Would you restate every entry that follows, word for word, and leave out the pictures?
·····
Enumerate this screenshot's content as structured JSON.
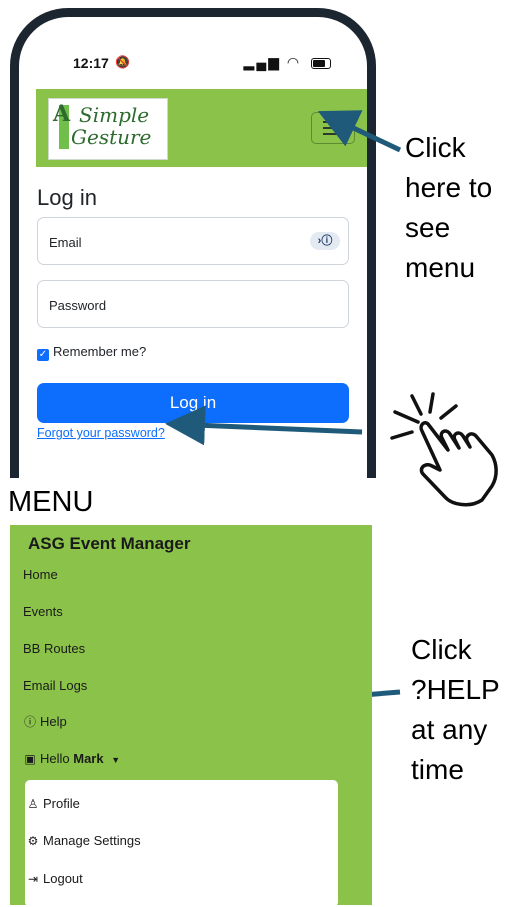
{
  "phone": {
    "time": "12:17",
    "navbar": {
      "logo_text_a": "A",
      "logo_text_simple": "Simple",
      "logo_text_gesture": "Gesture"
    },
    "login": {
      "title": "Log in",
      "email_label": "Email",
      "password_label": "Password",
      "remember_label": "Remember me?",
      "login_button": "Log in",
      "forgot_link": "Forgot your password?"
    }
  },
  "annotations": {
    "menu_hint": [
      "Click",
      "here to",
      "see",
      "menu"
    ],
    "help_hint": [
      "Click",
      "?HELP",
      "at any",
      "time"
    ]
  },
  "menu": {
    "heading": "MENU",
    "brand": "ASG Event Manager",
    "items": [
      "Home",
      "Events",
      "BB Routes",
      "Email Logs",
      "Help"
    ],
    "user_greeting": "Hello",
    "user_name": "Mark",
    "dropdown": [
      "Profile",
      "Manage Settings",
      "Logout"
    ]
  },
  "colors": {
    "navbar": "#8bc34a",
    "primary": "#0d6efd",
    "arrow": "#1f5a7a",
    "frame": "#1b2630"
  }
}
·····
Response for this exercise:
Enumerate this screenshot's content as structured JSON.
{
  "phone": {
    "time": "12:17",
    "navbar": {
      "logo_text_a": "A",
      "logo_text_simple": "Simple",
      "logo_text_gesture": "Gesture"
    },
    "login": {
      "title": "Log in",
      "email_label": "Email",
      "password_label": "Password",
      "remember_label": "Remember me?",
      "login_button": "Log in",
      "forgot_link": "Forgot your password?"
    }
  },
  "annotations": {
    "menu_hint": [
      "Click",
      "here to",
      "see",
      "menu"
    ],
    "help_hint": [
      "Click",
      "?HELP",
      "at any",
      "time"
    ]
  },
  "menu": {
    "heading": "MENU",
    "brand": "ASG Event Manager",
    "items": [
      "Home",
      "Events",
      "BB Routes",
      "Email Logs",
      "Help"
    ],
    "user_greeting": "Hello",
    "user_name": "Mark",
    "dropdown": [
      "Profile",
      "Manage Settings",
      "Logout"
    ]
  },
  "colors": {
    "navbar": "#8bc34a",
    "primary": "#0d6efd",
    "arrow": "#1f5a7a",
    "frame": "#1b2630"
  }
}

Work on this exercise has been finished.